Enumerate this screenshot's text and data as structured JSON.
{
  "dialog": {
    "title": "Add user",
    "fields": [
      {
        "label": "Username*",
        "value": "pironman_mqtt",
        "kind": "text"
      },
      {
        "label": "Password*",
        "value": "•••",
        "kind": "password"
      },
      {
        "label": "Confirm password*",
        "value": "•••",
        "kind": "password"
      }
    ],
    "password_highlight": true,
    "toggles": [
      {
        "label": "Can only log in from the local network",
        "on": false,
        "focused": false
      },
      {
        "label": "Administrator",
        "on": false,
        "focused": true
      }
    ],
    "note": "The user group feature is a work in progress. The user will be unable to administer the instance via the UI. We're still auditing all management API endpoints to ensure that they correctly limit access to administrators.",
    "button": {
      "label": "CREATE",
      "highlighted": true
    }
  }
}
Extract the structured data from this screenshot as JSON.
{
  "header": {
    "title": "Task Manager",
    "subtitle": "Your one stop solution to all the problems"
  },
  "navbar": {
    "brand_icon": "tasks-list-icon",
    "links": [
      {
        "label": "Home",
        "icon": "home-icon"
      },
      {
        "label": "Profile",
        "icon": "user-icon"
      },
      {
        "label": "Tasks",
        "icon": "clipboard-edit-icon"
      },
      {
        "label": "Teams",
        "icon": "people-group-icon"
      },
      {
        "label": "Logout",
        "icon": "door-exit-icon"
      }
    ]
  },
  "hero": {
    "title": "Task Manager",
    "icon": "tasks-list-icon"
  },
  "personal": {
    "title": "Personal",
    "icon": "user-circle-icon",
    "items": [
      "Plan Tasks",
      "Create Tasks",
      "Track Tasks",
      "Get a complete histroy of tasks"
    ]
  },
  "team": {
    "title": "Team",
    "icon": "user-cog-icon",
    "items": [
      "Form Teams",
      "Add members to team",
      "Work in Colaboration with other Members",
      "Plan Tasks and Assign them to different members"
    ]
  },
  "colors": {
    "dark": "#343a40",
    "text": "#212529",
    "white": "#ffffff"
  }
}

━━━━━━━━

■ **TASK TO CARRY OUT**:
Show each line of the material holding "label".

■ **SOLUTION TO THIS TASK**:
        "label": "Username*",
        "label": "Password*",
        "label": "Confirm password*",
        "label": "Can only log in from the local network",
        "label": "Administrator",
      "label": "CREATE",
        "label": "Home",
        "label": "Profile",
        "label": "Tasks",
        "label": "Teams",
        "label": "Logout",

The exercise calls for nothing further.